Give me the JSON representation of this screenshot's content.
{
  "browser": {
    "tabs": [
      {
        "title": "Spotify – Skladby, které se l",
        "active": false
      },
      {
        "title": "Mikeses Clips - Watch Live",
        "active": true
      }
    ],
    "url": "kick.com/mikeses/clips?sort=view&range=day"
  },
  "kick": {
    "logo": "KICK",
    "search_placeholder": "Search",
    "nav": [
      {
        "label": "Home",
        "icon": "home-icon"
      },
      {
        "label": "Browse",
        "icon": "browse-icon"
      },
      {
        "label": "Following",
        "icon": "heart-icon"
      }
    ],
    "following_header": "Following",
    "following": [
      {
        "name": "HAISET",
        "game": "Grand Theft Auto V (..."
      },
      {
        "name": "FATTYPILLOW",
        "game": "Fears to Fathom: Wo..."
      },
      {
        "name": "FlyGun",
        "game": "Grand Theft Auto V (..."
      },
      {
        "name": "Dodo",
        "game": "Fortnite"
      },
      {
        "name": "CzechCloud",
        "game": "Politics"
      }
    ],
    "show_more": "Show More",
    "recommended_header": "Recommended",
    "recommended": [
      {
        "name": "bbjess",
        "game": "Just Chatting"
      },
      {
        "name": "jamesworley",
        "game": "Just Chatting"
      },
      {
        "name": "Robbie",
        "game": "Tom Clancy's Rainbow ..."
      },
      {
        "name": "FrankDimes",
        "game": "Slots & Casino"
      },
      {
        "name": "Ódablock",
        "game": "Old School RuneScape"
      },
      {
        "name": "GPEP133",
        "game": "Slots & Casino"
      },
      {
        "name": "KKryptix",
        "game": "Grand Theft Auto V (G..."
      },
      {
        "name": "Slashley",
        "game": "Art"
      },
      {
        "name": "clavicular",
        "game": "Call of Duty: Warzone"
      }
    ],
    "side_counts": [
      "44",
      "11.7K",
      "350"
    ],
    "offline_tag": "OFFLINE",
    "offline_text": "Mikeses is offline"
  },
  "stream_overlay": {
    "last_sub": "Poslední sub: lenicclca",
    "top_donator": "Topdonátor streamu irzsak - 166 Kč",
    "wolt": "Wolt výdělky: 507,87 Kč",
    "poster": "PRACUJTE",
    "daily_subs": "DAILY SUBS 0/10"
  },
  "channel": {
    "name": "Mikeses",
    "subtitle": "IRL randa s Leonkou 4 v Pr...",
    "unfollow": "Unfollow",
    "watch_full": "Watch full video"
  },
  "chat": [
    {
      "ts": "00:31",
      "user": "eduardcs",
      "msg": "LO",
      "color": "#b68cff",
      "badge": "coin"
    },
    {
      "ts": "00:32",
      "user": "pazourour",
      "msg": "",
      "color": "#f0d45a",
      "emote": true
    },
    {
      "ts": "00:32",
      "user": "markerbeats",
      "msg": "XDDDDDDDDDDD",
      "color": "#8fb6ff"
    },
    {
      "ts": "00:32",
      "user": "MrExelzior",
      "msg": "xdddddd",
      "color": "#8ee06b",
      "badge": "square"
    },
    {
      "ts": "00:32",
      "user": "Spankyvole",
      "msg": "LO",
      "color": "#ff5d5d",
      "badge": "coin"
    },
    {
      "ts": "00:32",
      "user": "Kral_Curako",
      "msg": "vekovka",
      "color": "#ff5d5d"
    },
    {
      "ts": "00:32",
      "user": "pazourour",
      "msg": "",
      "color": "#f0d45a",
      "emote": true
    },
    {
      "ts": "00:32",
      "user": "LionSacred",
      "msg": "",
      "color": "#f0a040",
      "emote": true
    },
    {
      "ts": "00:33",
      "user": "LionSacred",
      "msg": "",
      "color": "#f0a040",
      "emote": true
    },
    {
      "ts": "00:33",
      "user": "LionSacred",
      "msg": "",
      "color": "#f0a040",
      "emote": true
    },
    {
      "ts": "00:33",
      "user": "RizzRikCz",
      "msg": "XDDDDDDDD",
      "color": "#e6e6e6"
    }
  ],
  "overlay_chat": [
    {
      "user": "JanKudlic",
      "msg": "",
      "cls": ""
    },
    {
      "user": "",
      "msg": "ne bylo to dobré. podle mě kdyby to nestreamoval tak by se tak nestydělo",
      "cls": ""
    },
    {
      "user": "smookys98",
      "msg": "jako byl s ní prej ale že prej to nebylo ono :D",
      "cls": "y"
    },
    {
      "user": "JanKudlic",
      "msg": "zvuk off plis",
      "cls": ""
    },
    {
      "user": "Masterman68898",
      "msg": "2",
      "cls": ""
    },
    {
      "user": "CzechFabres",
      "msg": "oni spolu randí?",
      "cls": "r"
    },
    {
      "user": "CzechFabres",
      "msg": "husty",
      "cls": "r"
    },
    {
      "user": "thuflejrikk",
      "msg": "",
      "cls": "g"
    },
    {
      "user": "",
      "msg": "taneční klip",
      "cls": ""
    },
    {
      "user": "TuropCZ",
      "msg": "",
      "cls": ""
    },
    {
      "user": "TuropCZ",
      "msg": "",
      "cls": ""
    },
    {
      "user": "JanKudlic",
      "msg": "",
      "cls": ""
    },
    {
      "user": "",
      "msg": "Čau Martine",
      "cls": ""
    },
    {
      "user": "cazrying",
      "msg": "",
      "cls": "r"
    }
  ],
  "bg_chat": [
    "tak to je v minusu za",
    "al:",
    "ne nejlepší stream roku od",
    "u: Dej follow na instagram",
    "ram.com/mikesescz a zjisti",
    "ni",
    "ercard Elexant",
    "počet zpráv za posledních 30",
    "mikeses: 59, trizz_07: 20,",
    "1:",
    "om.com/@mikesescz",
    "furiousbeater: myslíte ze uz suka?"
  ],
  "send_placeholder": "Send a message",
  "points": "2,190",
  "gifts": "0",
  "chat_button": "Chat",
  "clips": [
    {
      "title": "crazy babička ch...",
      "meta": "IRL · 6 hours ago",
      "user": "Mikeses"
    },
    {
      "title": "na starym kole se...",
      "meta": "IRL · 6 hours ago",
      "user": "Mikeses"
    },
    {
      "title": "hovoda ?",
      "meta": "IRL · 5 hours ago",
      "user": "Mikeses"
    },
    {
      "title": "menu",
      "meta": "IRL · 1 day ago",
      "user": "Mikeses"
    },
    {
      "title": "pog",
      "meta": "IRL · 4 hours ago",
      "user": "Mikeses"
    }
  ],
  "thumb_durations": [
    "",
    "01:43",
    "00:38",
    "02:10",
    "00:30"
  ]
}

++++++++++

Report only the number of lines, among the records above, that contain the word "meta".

5